'''

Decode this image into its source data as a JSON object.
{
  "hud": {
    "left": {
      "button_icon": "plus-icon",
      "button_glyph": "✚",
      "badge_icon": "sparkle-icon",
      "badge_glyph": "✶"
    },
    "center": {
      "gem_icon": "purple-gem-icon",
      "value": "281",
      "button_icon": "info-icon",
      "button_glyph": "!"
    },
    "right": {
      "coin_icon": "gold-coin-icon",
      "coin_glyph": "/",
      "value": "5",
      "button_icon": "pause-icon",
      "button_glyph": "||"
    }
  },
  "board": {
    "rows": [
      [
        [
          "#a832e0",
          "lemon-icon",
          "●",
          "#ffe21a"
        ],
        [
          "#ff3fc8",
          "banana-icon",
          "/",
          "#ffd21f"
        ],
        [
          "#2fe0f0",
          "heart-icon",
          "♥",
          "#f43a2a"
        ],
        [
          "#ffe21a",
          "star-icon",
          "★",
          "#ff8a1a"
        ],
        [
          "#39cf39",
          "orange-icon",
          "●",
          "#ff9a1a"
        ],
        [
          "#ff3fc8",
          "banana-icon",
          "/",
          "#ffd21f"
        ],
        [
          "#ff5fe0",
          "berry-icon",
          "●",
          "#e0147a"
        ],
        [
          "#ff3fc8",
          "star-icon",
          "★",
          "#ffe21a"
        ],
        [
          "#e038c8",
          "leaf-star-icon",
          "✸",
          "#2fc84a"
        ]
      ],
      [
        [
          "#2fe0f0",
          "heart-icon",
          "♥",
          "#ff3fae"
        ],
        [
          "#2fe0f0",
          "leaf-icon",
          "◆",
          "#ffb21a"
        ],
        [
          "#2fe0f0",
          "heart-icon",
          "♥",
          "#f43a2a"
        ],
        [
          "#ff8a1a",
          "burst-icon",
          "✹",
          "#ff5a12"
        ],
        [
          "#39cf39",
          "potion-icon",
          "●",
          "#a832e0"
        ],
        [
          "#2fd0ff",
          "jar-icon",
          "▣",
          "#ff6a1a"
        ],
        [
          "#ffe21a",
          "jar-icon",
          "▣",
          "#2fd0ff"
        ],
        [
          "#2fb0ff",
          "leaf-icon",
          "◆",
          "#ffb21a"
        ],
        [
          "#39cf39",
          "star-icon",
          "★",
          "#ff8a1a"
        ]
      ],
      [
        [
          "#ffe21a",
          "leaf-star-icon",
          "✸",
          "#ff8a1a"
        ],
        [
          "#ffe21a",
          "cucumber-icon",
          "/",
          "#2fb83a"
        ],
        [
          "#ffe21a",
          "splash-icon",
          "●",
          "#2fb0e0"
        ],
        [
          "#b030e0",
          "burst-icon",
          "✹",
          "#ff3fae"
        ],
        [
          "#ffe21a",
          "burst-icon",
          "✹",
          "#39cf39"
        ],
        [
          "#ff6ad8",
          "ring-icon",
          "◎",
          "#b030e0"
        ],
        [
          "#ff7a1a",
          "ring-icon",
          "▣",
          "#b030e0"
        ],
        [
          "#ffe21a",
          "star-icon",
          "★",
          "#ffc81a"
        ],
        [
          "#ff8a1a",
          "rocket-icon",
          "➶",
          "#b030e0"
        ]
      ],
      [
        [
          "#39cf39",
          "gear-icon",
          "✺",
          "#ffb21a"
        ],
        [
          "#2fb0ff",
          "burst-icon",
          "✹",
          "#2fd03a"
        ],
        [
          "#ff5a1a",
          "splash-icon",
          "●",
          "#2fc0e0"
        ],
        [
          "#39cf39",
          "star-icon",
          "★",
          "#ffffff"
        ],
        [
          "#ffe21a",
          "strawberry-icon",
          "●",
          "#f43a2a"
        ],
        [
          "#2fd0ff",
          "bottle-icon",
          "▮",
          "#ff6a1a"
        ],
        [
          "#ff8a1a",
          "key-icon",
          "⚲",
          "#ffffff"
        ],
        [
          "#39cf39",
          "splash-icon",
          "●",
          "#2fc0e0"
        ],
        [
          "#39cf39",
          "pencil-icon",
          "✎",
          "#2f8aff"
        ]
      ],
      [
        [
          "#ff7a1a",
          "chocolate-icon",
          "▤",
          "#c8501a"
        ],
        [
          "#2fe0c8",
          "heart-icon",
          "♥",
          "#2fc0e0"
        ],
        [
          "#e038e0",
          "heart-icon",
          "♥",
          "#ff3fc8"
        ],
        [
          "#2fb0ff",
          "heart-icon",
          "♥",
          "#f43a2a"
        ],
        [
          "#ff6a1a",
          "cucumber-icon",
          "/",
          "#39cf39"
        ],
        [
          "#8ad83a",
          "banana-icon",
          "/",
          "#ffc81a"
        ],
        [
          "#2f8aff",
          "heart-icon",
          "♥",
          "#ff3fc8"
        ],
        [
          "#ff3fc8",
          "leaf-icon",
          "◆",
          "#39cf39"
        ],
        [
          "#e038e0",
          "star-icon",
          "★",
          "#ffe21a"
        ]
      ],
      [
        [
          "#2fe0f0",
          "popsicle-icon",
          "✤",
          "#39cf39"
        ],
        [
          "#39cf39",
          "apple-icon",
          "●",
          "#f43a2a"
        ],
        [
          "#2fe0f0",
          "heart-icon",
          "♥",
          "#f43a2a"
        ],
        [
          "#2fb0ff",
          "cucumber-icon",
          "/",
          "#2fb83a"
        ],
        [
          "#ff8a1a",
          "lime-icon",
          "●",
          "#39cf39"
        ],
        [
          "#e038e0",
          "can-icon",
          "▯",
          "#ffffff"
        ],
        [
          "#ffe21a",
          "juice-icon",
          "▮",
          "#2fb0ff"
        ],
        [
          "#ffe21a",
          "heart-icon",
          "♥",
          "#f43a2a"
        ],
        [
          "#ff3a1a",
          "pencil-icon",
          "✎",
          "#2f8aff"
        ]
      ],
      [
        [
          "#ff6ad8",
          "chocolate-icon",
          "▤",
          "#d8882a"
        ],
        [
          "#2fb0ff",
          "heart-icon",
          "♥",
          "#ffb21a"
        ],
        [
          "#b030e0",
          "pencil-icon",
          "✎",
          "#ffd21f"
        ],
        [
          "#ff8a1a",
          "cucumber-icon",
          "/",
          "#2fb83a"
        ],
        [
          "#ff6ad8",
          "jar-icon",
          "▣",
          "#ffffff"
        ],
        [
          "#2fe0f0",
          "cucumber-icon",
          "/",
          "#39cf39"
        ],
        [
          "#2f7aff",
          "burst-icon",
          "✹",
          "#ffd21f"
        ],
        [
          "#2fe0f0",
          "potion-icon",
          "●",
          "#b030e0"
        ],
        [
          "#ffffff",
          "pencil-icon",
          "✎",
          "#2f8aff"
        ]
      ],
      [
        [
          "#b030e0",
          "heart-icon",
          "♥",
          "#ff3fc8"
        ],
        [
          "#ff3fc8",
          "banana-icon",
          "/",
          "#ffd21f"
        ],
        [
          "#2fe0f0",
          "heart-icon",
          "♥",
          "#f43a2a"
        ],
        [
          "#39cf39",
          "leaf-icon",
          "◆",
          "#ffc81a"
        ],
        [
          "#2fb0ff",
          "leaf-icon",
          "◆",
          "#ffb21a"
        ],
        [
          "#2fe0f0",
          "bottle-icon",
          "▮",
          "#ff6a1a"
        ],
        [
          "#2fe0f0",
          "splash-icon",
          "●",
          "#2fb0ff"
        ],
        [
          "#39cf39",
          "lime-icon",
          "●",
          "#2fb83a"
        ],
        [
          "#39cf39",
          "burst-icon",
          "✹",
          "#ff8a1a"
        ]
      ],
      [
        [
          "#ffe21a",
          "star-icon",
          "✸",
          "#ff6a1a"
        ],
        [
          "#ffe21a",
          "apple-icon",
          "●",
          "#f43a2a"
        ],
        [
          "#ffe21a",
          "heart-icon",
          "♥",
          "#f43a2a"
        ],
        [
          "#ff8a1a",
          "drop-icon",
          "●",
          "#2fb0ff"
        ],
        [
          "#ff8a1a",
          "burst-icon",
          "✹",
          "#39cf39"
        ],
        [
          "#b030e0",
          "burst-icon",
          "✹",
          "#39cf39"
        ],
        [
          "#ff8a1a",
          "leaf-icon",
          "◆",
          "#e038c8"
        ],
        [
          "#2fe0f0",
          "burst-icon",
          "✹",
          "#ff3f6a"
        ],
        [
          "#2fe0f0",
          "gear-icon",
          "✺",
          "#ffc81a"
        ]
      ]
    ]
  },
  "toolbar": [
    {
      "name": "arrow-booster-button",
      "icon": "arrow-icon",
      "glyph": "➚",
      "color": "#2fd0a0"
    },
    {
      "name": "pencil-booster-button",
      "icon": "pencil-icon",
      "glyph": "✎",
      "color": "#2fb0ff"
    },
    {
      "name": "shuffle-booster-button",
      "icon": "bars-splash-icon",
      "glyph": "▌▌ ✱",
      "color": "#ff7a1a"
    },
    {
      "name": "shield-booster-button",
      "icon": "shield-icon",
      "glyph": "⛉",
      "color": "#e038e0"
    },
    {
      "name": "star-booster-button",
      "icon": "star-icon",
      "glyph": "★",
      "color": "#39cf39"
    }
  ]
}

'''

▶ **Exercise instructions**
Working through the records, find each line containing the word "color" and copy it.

▶ **Exercise output**
      "color": "#2fd0a0"
      "color": "#2fb0ff"
      "color": "#ff7a1a"
      "color": "#e038e0"
      "color": "#39cf39"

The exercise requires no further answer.